I skipped out of the dayjob on time (!) last night and went to see The King's Speech, which I enjoyed. I am sure history was rearranged in several ways to make for better dramatic tension, but I wasn't watching it for history, but for the performances, which were all excellent. It was especially interesting watching the contrast between Geoffrey Rush's character's passion and Colin Firth's character's ruthless suppression of visible emotion, which of course has to slip as the story proceeds.

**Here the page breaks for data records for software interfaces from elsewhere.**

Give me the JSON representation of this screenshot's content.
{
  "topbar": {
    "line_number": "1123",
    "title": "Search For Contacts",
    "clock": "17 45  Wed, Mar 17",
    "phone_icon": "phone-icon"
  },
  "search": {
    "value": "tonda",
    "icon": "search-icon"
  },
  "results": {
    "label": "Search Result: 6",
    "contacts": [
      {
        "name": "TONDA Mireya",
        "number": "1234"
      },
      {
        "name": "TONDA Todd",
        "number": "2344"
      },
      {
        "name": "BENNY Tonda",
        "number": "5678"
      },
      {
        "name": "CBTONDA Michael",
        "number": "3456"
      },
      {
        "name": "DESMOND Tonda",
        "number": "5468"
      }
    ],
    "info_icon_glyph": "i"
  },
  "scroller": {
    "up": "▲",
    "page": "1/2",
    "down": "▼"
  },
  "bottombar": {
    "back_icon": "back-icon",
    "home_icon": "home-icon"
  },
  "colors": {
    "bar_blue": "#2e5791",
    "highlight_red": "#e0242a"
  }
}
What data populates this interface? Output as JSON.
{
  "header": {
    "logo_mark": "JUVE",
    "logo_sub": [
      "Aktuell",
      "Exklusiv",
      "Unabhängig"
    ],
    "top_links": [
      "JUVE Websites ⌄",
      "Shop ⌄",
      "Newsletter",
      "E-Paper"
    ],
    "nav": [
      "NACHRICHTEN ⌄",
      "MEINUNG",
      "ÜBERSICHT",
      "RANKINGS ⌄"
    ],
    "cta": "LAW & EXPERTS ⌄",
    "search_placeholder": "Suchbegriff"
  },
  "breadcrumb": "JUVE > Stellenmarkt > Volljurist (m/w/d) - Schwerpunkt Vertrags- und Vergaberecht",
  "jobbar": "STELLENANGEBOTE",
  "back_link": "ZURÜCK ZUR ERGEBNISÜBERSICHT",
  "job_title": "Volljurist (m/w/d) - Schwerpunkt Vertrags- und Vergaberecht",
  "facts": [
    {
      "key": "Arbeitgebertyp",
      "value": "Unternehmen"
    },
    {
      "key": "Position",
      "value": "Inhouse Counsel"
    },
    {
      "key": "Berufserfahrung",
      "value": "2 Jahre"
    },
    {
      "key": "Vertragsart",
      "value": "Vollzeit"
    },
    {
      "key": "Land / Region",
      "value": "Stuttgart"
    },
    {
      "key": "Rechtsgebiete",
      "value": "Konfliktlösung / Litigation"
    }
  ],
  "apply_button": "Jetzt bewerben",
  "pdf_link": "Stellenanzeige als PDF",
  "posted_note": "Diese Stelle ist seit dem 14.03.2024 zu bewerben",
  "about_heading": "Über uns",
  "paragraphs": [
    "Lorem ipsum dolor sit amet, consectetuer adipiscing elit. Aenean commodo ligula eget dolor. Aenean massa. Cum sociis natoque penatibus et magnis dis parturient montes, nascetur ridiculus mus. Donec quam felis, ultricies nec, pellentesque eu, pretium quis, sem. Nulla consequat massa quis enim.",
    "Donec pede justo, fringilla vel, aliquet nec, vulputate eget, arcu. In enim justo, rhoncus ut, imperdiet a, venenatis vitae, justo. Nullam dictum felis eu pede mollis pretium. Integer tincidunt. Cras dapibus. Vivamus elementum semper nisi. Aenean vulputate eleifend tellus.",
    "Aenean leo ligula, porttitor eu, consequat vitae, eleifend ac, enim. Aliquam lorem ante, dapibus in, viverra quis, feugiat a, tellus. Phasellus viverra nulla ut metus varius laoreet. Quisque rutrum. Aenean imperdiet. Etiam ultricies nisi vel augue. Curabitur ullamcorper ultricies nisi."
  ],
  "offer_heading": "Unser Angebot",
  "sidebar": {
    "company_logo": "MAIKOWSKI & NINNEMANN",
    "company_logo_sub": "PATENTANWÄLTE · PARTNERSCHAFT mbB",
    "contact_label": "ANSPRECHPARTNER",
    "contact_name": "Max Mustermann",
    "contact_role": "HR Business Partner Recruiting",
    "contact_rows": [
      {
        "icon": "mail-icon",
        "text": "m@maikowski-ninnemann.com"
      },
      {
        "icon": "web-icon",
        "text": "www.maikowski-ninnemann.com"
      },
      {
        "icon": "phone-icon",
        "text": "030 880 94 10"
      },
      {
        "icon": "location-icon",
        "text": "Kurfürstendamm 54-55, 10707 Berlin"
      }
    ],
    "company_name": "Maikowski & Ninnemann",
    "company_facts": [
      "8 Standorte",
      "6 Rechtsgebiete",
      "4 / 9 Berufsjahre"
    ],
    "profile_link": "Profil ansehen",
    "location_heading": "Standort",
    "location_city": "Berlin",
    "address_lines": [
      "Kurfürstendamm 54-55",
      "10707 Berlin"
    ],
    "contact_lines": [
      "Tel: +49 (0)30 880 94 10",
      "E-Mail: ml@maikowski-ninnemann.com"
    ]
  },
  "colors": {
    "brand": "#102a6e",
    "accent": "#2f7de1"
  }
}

I am still giggling at the fact that Helena Bonham-Carter played the Queen Mum. She looked gorgeous as usual, especially in all the period clothing, and I liked that her character had agency - she was the one who found the unconventional speech therapist for her husband. Though after that she's in a supporting role, it's because Bertie has to take on agency himself if he's going to accomplish what he needs to accomplish; all the help in the world is no help if you don't help yourself.
Watching this movie was, to me, a bit like watching a fantasy novel about an alternate-world 1930s England, and not just because I am sure the history was shifted to accomodate plot structure. Perhaps because I don't have overwhelming knowledge about that period, and am an American, I was able to enjoy it as, well, a story.